Problems with VGO for some shipowners
Andy Lipow, a longtime independent analyst, said the switch to MGO hasn’t happened. There are issues with MGO’s viscosity in ships. “They don’t want to burn stuff with low viscosity,” he said. “So rather than buy diesel they are looking for any sort of resid-based fuel.” VLSFO would fit that definition.
The result, as Lipow noted, has been a blowout in the spread between the HSFO that is now persona non grata in ships that aren’t equipped with scrubbers and the new 0.5% VLSFO fuels. In early October, the spread in the key bunkering port of Fujairah between HSFO with 3.5% sulfur and the new VLSFO was about $70/metric ton. It’s now over $250/metric ton.
And yet, VLSFO appears to have been made in quantities adequate enough that it has been able to be put into floating storage and did so with minimal impact on the diesel market.
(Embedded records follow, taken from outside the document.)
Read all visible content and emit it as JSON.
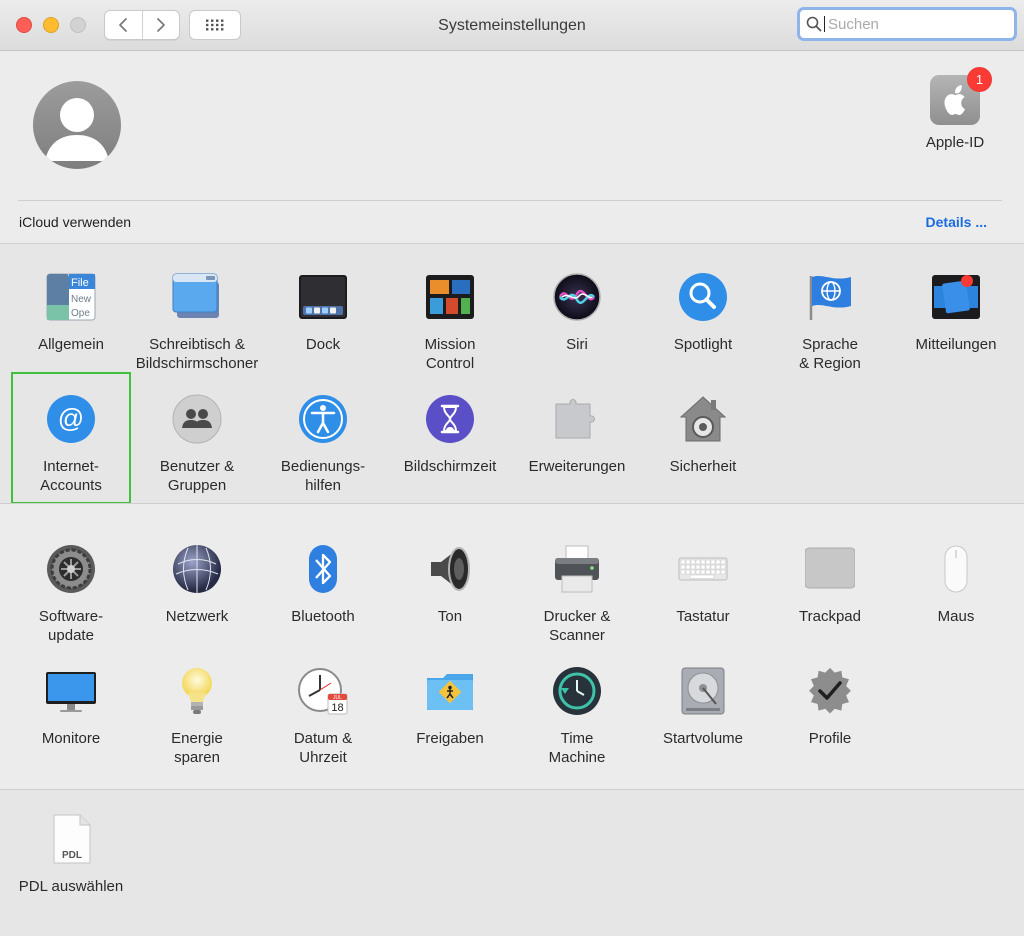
{
  "window": {
    "title": "Systemeinstellungen",
    "search_placeholder": "Suchen"
  },
  "account": {
    "apple_id_label": "Apple-ID",
    "apple_id_badge": "1",
    "icloud_label": "iCloud verwenden",
    "details_label": "Details ..."
  },
  "colors": {
    "accent": "#1b6be0",
    "badge": "#fb3a35",
    "highlight": "#3fc13c"
  },
  "sections": [
    {
      "rows": [
        [
          {
            "label": "Allgemein",
            "icon": "general-icon"
          },
          {
            "label": "Schreibtisch &\nBildschirmschoner",
            "icon": "desktop-screensaver-icon"
          },
          {
            "label": "Dock",
            "icon": "dock-icon"
          },
          {
            "label": "Mission\nControl",
            "icon": "mission-control-icon"
          },
          {
            "label": "Siri",
            "icon": "siri-icon"
          },
          {
            "label": "Spotlight",
            "icon": "spotlight-icon"
          },
          {
            "label": "Sprache\n& Region",
            "icon": "language-region-icon"
          },
          {
            "label": "Mitteilungen",
            "icon": "notifications-icon"
          }
        ],
        [
          {
            "label": "Internet-\nAccounts",
            "icon": "internet-accounts-icon",
            "highlighted": true
          },
          {
            "label": "Benutzer &\nGruppen",
            "icon": "users-groups-icon"
          },
          {
            "label": "Bedienungs-\nhilfen",
            "icon": "accessibility-icon"
          },
          {
            "label": "Bildschirmzeit",
            "icon": "screen-time-icon"
          },
          {
            "label": "Erweiterungen",
            "icon": "extensions-icon"
          },
          {
            "label": "Sicherheit",
            "icon": "security-icon"
          }
        ]
      ]
    },
    {
      "rows": [
        [
          {
            "label": "Software-\nupdate",
            "icon": "software-update-icon"
          },
          {
            "label": "Netzwerk",
            "icon": "network-icon"
          },
          {
            "label": "Bluetooth",
            "icon": "bluetooth-icon"
          },
          {
            "label": "Ton",
            "icon": "sound-icon"
          },
          {
            "label": "Drucker &\nScanner",
            "icon": "printer-scanner-icon"
          },
          {
            "label": "Tastatur",
            "icon": "keyboard-icon"
          },
          {
            "label": "Trackpad",
            "icon": "trackpad-icon"
          },
          {
            "label": "Maus",
            "icon": "mouse-icon"
          }
        ],
        [
          {
            "label": "Monitore",
            "icon": "displays-icon"
          },
          {
            "label": "Energie\nsparen",
            "icon": "energy-saver-icon"
          },
          {
            "label": "Datum &\nUhrzeit",
            "icon": "date-time-icon",
            "calendar_month": "JUL",
            "calendar_day": "18"
          },
          {
            "label": "Freigaben",
            "icon": "sharing-icon"
          },
          {
            "label": "Time\nMachine",
            "icon": "time-machine-icon"
          },
          {
            "label": "Startvolume",
            "icon": "startup-disk-icon"
          },
          {
            "label": "Profile",
            "icon": "profiles-icon"
          }
        ]
      ]
    },
    {
      "rows": [
        [
          {
            "label": "PDL auswählen",
            "icon": "pdl-icon",
            "icon_text": "PDL"
          }
        ]
      ]
    }
  ]
}
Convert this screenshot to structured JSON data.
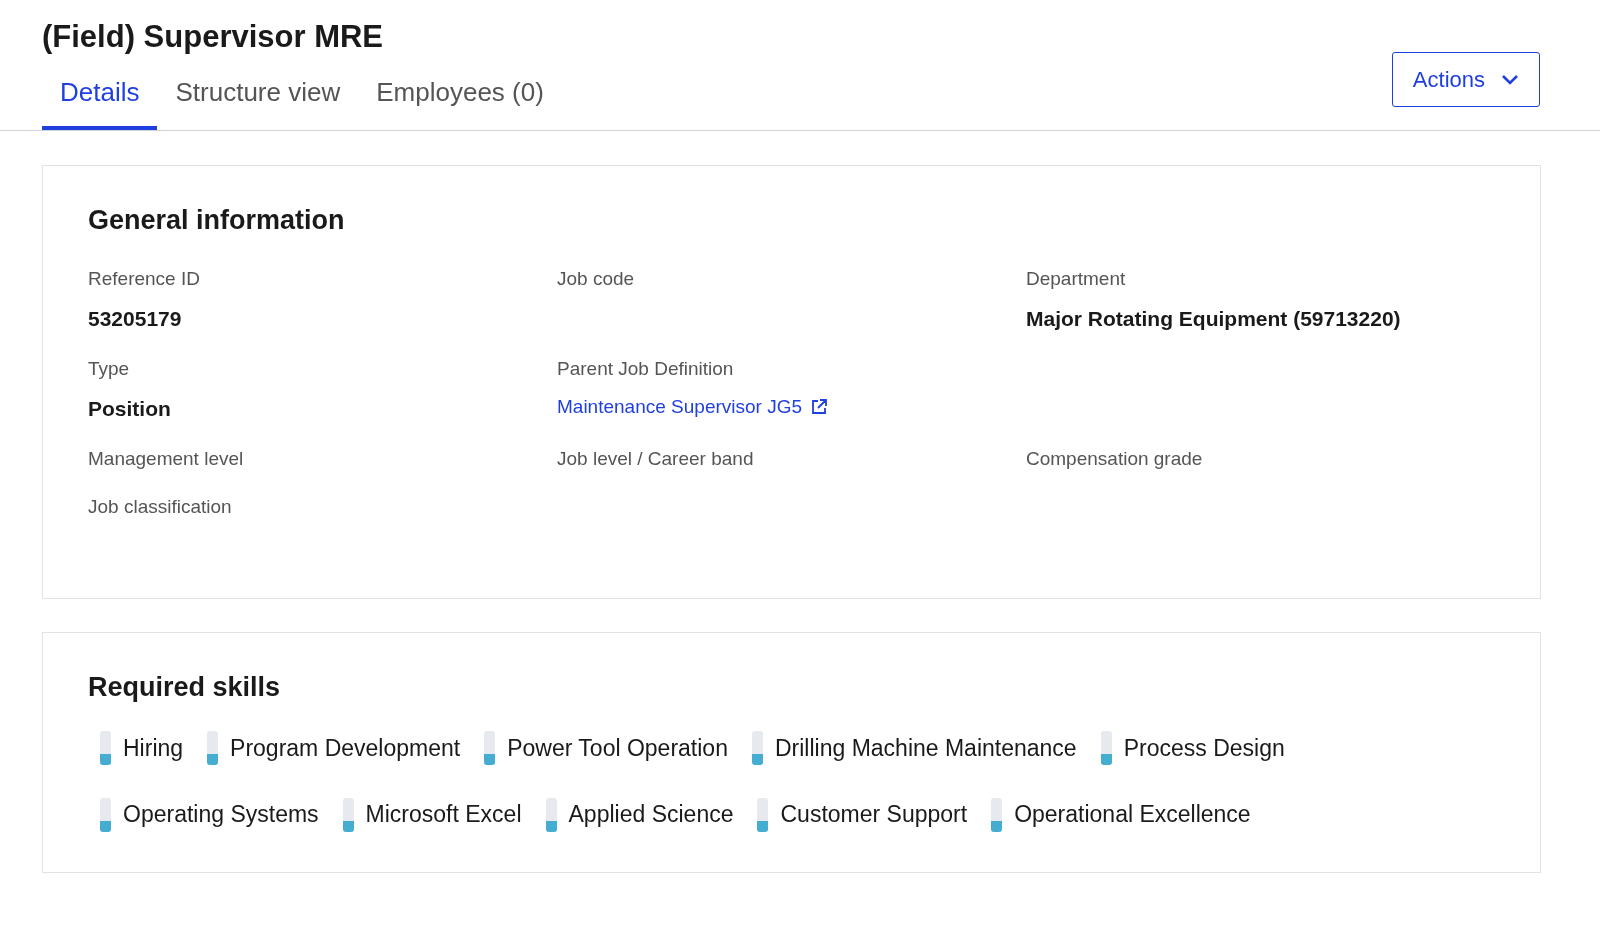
{
  "header": {
    "title": "(Field) Supervisor MRE",
    "actions_button": "Actions"
  },
  "tabs": [
    {
      "label": "Details",
      "selected": true
    },
    {
      "label": "Structure view",
      "selected": false
    },
    {
      "label": "Employees (0)",
      "selected": false
    }
  ],
  "general_information": {
    "title": "General information",
    "fields": [
      {
        "label": "Reference ID",
        "value": "53205179"
      },
      {
        "label": "Job code"
      },
      {
        "label": "Department",
        "value": "Major Rotating Equipment (59713220)"
      },
      {
        "label": "Type",
        "value": "Position"
      },
      {
        "label": "Parent Job Definition",
        "value": "Maintenance Supervisor JG5",
        "kind": "link"
      },
      {
        "kind": "empty"
      },
      {
        "label": "Management level"
      },
      {
        "label": "Job level / Career band"
      },
      {
        "label": "Compensation grade"
      },
      {
        "label": "Job classification"
      }
    ]
  },
  "required_skills": {
    "title": "Required skills",
    "skills": [
      {
        "name": "Hiring",
        "level": 0.33
      },
      {
        "name": "Program Development",
        "level": 0.33
      },
      {
        "name": "Power Tool Operation",
        "level": 0.33
      },
      {
        "name": "Drilling Machine Maintenance",
        "level": 0.33
      },
      {
        "name": "Process Design",
        "level": 0.33
      },
      {
        "name": "Operating Systems",
        "level": 0.33
      },
      {
        "name": "Microsoft Excel",
        "level": 0.33
      },
      {
        "name": "Applied Science",
        "level": 0.33
      },
      {
        "name": "Customer Support",
        "level": 0.33
      },
      {
        "name": "Operational Excellence",
        "level": 0.33
      }
    ]
  }
}
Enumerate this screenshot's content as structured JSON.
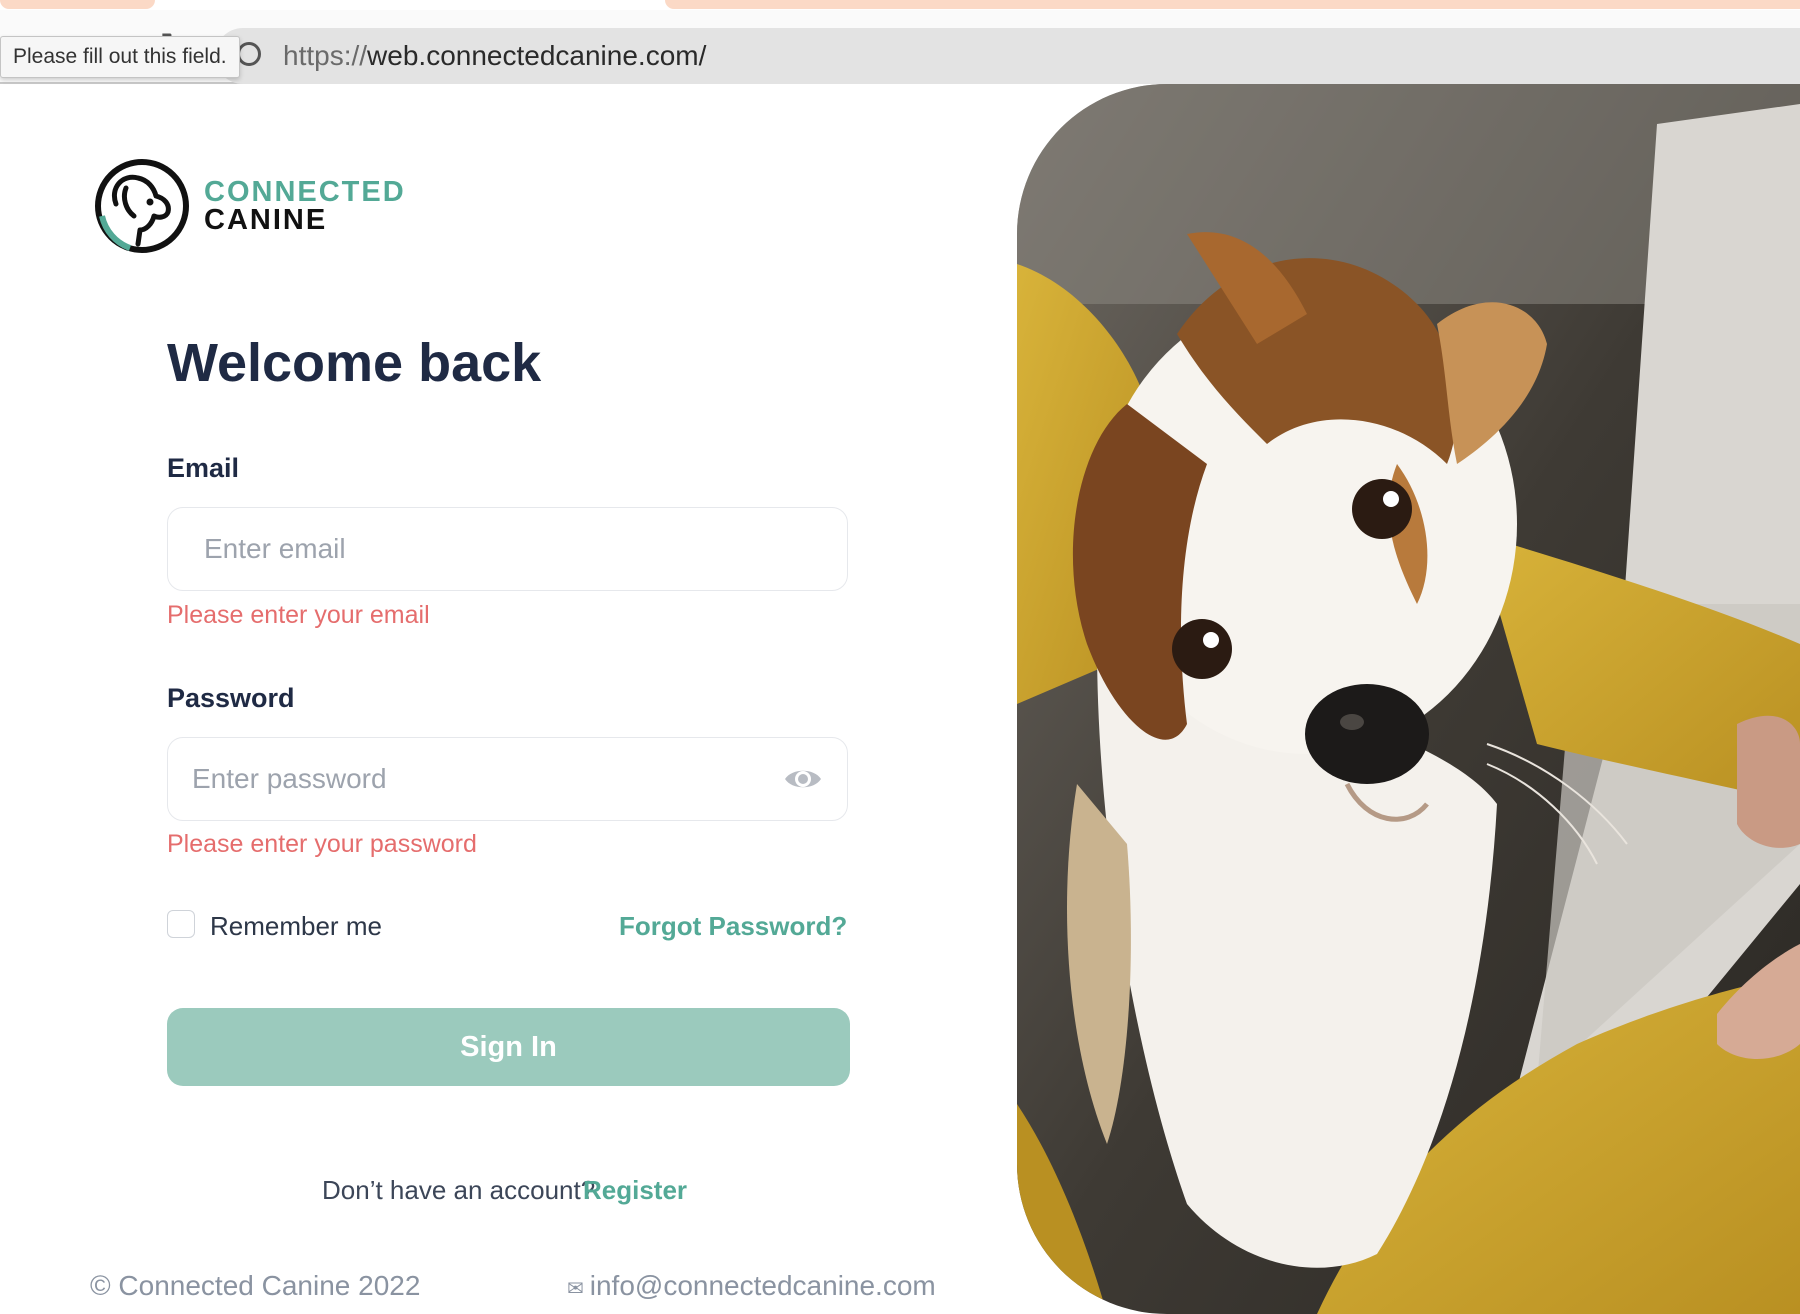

How did that happen?
The role of gasoline
Lipow said that has occurred in part because the gasoline market is taking one for the team. VGO is a dynamic product that can be put into a cat cracker to make gasoline or can go into a hydrocracker to produce diesel. With the advent of VLSFO, it can be blended to help produce that IMO 2020-compliant fuel.
Lipow noted that gasoline margins have been extremely weak, incentivizing refiners to not run VGO through cat crackers. That means more VGO to produce the VLSFO that had seen its inventories build. “You are seeing the diversion of VGO into the marine fuel segment,” he said.
These sorts of shifts are not permanent. Start cutting back on the production of gasoline and eventually gasoline supplies will tighten and the market will rise. At that point, the economics of diverting that VGO into the marine fuel market to make compliant VLSFO doesn’t look quite as desirable. The cat crackers will beckon.
As Auers said, capital investment to build new units to produce more compliant fuels has been infrequent. Making such an investment when you don’t know how the prices of new fuels will shake out is challenging and could result in the assets being “stranded,” he said. There have been small projects and shifts at refiners, “but there are no big major projects justified by IMO 2020,” Auers added.
Besides the blowing out of the spread between low-sulfur and high-sulfur fuel oil mentioned earlier, there are other market reactions to IMO 2020. For example, a little-traded Australian crude called Pyrenees recently traded at $31/barrel more than the dated Brent benchmark. A few months ago, it went for $17/barrel. Back in May, it was a $10 premium. Why? Because it’s a relatively heavy crude so it makes a decent amount of fuel oil and it’s low in sulfur. That combination means it has great economics to make VLSFO.
These are all short-term developments. Kemp of Baker O’Brien said the facts still are that anywhere near 2 million barrels per day of distillate supply is going to be needed to displace HSFO and that doesn’t happen in such a short period of time. “I think IMO 2020 is a long-term issue because the ultimate solutions are long-term,” he said.